The prior Federal Reserve chairman, Ben S. Bernanke, said recently he believes the type of surprising steps the Federal Reserve has used to help extricate the American economy out of what has been called a Great Recession ten years ago should now be seen as a ploy to limit the scope of the central bank’s ability to lower interest rates in case there is another catastrophic collapse of credit and financing. But, he hastens to add, that would be contingent on quite a few factors.
For one thing, Bernanke said during a wide-ranging interview with the media, the tension between the United States and Iran, as well as North Korea, which has triggered massive embargoes that have a negative impact on the US economy, as well as the continuing question of tariffs on Chinese goods, means that businesses are very hesitant to either borrow money for expansion or spend money on new hiring and restocking of inventory. This kind of uncertainty acts as a laudable restraint on speculations in housing, stocks, and bonds, which were one of the original and biggest causes of the original Great Recession.

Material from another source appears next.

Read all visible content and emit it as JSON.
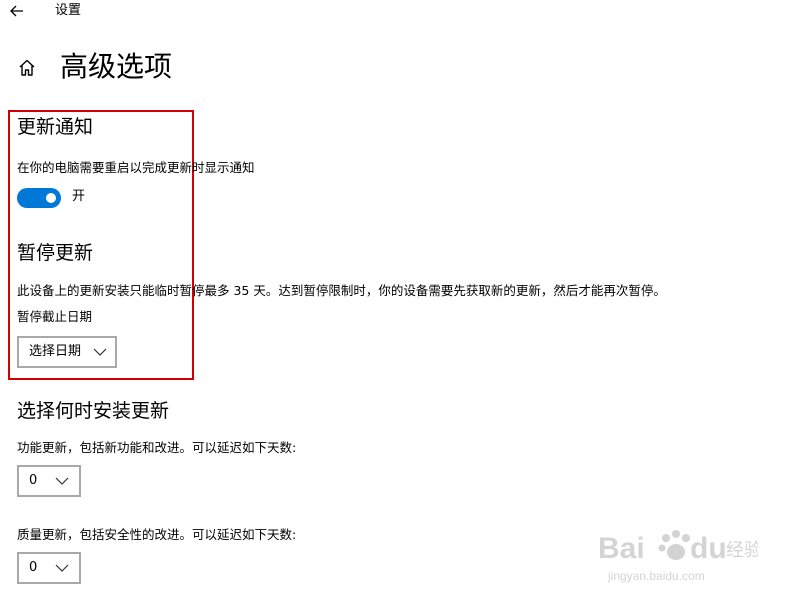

Bernanke feels that as long as the Trump administration hold firm on backing up current international policy there is little chance of another recessionary debacle.